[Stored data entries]
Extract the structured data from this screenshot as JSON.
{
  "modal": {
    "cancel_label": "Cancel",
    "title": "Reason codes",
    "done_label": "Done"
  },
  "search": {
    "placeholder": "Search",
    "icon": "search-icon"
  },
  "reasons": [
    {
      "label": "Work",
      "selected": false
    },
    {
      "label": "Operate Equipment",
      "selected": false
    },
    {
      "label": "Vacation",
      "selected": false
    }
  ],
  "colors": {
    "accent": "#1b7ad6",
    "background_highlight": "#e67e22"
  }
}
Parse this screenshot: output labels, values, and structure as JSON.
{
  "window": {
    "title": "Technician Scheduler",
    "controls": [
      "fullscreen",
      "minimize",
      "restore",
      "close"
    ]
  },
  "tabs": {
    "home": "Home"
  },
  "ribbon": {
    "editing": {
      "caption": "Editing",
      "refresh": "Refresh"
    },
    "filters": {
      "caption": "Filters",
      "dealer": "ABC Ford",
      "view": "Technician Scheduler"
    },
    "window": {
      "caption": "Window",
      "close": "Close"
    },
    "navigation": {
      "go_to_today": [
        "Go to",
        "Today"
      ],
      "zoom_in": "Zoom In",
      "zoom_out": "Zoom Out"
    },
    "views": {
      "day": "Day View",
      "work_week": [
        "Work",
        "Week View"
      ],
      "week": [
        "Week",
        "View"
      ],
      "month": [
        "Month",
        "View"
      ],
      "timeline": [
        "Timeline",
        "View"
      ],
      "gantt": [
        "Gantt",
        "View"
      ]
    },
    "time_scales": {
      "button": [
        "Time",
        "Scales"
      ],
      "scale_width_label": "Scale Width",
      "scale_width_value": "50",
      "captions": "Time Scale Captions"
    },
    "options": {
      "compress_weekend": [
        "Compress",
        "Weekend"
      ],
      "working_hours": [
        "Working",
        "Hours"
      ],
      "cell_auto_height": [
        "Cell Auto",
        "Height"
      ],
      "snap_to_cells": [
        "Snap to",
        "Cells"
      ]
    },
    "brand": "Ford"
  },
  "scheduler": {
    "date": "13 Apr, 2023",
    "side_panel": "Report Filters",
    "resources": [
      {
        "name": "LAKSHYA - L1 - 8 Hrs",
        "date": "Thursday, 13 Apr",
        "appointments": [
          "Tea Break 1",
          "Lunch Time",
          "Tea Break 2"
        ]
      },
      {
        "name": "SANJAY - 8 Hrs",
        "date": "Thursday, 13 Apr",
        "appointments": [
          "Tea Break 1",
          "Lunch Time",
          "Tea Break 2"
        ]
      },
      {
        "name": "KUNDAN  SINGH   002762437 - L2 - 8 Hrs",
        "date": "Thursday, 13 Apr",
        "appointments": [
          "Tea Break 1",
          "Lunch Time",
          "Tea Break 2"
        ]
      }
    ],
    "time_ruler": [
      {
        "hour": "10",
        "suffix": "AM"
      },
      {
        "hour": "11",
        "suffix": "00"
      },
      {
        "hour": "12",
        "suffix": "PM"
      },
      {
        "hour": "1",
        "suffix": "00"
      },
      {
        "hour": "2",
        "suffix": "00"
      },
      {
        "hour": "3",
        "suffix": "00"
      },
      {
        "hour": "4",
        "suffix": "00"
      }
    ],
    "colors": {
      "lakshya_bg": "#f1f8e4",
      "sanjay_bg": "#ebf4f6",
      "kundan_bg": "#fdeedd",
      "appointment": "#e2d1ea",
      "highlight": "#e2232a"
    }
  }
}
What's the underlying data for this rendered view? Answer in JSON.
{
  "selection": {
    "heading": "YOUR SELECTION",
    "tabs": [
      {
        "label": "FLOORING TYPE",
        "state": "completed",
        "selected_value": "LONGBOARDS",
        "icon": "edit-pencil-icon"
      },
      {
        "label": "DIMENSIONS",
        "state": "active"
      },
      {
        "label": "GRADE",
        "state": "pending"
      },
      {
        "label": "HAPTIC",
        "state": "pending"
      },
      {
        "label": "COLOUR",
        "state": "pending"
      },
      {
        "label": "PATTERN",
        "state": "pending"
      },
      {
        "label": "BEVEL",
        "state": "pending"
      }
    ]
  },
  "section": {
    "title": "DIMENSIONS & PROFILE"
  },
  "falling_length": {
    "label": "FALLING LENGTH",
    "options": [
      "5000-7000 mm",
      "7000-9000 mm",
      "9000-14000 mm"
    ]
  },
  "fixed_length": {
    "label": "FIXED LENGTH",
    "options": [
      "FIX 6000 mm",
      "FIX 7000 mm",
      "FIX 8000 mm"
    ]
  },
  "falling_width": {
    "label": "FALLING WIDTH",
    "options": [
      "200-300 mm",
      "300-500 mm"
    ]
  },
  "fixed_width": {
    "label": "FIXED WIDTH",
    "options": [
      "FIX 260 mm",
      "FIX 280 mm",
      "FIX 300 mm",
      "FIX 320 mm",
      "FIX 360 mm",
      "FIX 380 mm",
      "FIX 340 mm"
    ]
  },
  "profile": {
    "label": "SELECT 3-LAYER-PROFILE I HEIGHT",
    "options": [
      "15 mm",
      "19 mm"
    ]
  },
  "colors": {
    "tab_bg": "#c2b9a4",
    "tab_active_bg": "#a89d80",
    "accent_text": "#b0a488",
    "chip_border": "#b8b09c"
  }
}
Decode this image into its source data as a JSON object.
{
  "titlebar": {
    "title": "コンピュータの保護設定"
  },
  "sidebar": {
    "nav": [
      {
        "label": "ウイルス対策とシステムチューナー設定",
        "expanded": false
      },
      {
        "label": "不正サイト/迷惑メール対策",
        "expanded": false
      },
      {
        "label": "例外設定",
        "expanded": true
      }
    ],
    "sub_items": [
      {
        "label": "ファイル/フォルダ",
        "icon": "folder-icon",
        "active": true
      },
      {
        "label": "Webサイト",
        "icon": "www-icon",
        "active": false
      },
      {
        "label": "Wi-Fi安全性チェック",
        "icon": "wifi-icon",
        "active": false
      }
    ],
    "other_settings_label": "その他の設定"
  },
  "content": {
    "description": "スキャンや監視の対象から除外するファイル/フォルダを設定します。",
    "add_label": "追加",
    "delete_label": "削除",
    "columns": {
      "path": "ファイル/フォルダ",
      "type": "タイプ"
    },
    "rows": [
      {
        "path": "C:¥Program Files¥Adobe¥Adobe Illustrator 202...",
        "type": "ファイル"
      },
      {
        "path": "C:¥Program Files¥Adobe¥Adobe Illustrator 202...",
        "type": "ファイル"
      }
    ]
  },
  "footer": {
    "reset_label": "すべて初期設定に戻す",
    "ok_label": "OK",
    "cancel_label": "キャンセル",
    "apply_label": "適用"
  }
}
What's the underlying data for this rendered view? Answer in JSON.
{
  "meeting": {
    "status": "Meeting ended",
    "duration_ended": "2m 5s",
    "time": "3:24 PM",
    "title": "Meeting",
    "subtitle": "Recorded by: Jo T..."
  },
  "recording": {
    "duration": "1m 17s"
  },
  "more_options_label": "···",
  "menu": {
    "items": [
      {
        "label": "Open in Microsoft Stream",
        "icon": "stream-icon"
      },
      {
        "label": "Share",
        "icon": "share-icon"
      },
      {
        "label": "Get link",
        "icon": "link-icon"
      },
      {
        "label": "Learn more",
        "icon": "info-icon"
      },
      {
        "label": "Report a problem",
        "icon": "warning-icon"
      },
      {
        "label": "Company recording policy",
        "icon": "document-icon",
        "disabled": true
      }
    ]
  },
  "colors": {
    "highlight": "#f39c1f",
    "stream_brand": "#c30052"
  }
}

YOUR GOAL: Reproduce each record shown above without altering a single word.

EXERCISE ANSWER:
Extract the structured data from this screenshot as JSON.
{
  "modal": {
    "cancel_label": "Cancel",
    "title": "Reason codes",
    "done_label": "Done"
  },
  "search": {
    "placeholder": "Search",
    "icon": "search-icon"
  },
  "reasons": [
    {
      "label": "Work",
      "selected": false
    },
    {
      "label": "Operate Equipment",
      "selected": false
    },
    {
      "label": "Vacation",
      "selected": false
    }
  ],
  "colors": {
    "accent": "#1b7ad6",
    "background_highlight": "#e67e22"
  }
}
Parse this screenshot: output labels, values, and structure as JSON.
{
  "window": {
    "title": "Technician Scheduler",
    "controls": [
      "fullscreen",
      "minimize",
      "restore",
      "close"
    ]
  },
  "tabs": {
    "home": "Home"
  },
  "ribbon": {
    "editing": {
      "caption": "Editing",
      "refresh": "Refresh"
    },
    "filters": {
      "caption": "Filters",
      "dealer": "ABC Ford",
      "view": "Technician Scheduler"
    },
    "window": {
      "caption": "Window",
      "close": "Close"
    },
    "navigation": {
      "go_to_today": [
        "Go to",
        "Today"
      ],
      "zoom_in": "Zoom In",
      "zoom_out": "Zoom Out"
    },
    "views": {
      "day": "Day View",
      "work_week": [
        "Work",
        "Week View"
      ],
      "week": [
        "Week",
        "View"
      ],
      "month": [
        "Month",
        "View"
      ],
      "timeline": [
        "Timeline",
        "View"
      ],
      "gantt": [
        "Gantt",
        "View"
      ]
    },
    "time_scales": {
      "button": [
        "Time",
        "Scales"
      ],
      "scale_width_label": "Scale Width",
      "scale_width_value": "50",
      "captions": "Time Scale Captions"
    },
    "options": {
      "compress_weekend": [
        "Compress",
        "Weekend"
      ],
      "working_hours": [
        "Working",
        "Hours"
      ],
      "cell_auto_height": [
        "Cell Auto",
        "Height"
      ],
      "snap_to_cells": [
        "Snap to",
        "Cells"
      ]
    },
    "brand": "Ford"
  },
  "scheduler": {
    "date": "13 Apr, 2023",
    "side_panel": "Report Filters",
    "resources": [
      {
        "name": "LAKSHYA - L1 - 8 Hrs",
        "date": "Thursday, 13 Apr",
        "appointments": [
          "Tea Break 1",
          "Lunch Time",
          "Tea Break 2"
        ]
      },
      {
        "name": "SANJAY - 8 Hrs",
        "date": "Thursday, 13 Apr",
        "appointments": [
          "Tea Break 1",
          "Lunch Time",
          "Tea Break 2"
        ]
      },
      {
        "name": "KUNDAN  SINGH   002762437 - L2 - 8 Hrs",
        "date": "Thursday, 13 Apr",
        "appointments": [
          "Tea Break 1",
          "Lunch Time",
          "Tea Break 2"
        ]
      }
    ],
    "time_ruler": [
      {
        "hour": "10",
        "suffix": "AM"
      },
      {
        "hour": "11",
        "suffix": "00"
      },
      {
        "hour": "12",
        "suffix": "PM"
      },
      {
        "hour": "1",
        "suffix": "00"
      },
      {
        "hour": "2",
        "suffix": "00"
      },
      {
        "hour": "3",
        "suffix": "00"
      },
      {
        "hour": "4",
        "suffix": "00"
      }
    ],
    "colors": {
      "lakshya_bg": "#f1f8e4",
      "sanjay_bg": "#ebf4f6",
      "kundan_bg": "#fdeedd",
      "appointment": "#e2d1ea",
      "highlight": "#e2232a"
    }
  }
}
What's the underlying data for this rendered view? Answer in JSON.
{
  "selection": {
    "heading": "YOUR SELECTION",
    "tabs": [
      {
        "label": "FLOORING TYPE",
        "state": "completed",
        "selected_value": "LONGBOARDS",
        "icon": "edit-pencil-icon"
      },
      {
        "label": "DIMENSIONS",
        "state": "active"
      },
      {
        "label": "GRADE",
        "state": "pending"
      },
      {
        "label": "HAPTIC",
        "state": "pending"
      },
      {
        "label": "COLOUR",
        "state": "pending"
      },
      {
        "label": "PATTERN",
        "state": "pending"
      },
      {
        "label": "BEVEL",
        "state": "pending"
      }
    ]
  },
  "section": {
    "title": "DIMENSIONS & PROFILE"
  },
  "falling_length": {
    "label": "FALLING LENGTH",
    "options": [
      "5000-7000 mm",
      "7000-9000 mm",
      "9000-14000 mm"
    ]
  },
  "fixed_length": {
    "label": "FIXED LENGTH",
    "options": [
      "FIX 6000 mm",
      "FIX 7000 mm",
      "FIX 8000 mm"
    ]
  },
  "falling_width": {
    "label": "FALLING WIDTH",
    "options": [
      "200-300 mm",
      "300-500 mm"
    ]
  },
  "fixed_width": {
    "label": "FIXED WIDTH",
    "options": [
      "FIX 260 mm",
      "FIX 280 mm",
      "FIX 300 mm",
      "FIX 320 mm",
      "FIX 360 mm",
      "FIX 380 mm",
      "FIX 340 mm"
    ]
  },
  "profile": {
    "label": "SELECT 3-LAYER-PROFILE I HEIGHT",
    "options": [
      "15 mm",
      "19 mm"
    ]
  },
  "colors": {
    "tab_bg": "#c2b9a4",
    "tab_active_bg": "#a89d80",
    "accent_text": "#b0a488",
    "chip_border": "#b8b09c"
  }
}
Decode this image into its source data as a JSON object.
{
  "titlebar": {
    "title": "コンピュータの保護設定"
  },
  "sidebar": {
    "nav": [
      {
        "label": "ウイルス対策とシステムチューナー設定",
        "expanded": false
      },
      {
        "label": "不正サイト/迷惑メール対策",
        "expanded": false
      },
      {
        "label": "例外設定",
        "expanded": true
      }
    ],
    "sub_items": [
      {
        "label": "ファイル/フォルダ",
        "icon": "folder-icon",
        "active": true
      },
      {
        "label": "Webサイト",
        "icon": "www-icon",
        "active": false
      },
      {
        "label": "Wi-Fi安全性チェック",
        "icon": "wifi-icon",
        "active": false
      }
    ],
    "other_settings_label": "その他の設定"
  },
  "content": {
    "description": "スキャンや監視の対象から除外するファイル/フォルダを設定します。",
    "add_label": "追加",
    "delete_label": "削除",
    "columns": {
      "path": "ファイル/フォルダ",
      "type": "タイプ"
    },
    "rows": [
      {
        "path": "C:¥Program Files¥Adobe¥Adobe Illustrator 202...",
        "type": "ファイル"
      },
      {
        "path": "C:¥Program Files¥Adobe¥Adobe Illustrator 202...",
        "type": "ファイル"
      }
    ]
  },
  "footer": {
    "reset_label": "すべて初期設定に戻す",
    "ok_label": "OK",
    "cancel_label": "キャンセル",
    "apply_label": "適用"
  }
}
What's the underlying data for this rendered view? Answer in JSON.
{
  "meeting": {
    "status": "Meeting ended",
    "duration_ended": "2m 5s",
    "time": "3:24 PM",
    "title": "Meeting",
    "subtitle": "Recorded by: Jo T..."
  },
  "recording": {
    "duration": "1m 17s"
  },
  "more_options_label": "···",
  "menu": {
    "items": [
      {
        "label": "Open in Microsoft Stream",
        "icon": "stream-icon"
      },
      {
        "label": "Share",
        "icon": "share-icon"
      },
      {
        "label": "Get link",
        "icon": "link-icon"
      },
      {
        "label": "Learn more",
        "icon": "info-icon"
      },
      {
        "label": "Report a problem",
        "icon": "warning-icon"
      },
      {
        "label": "Company recording policy",
        "icon": "document-icon",
        "disabled": true
      }
    ]
  },
  "colors": {
    "highlight": "#f39c1f",
    "stream_brand": "#c30052"
  }
}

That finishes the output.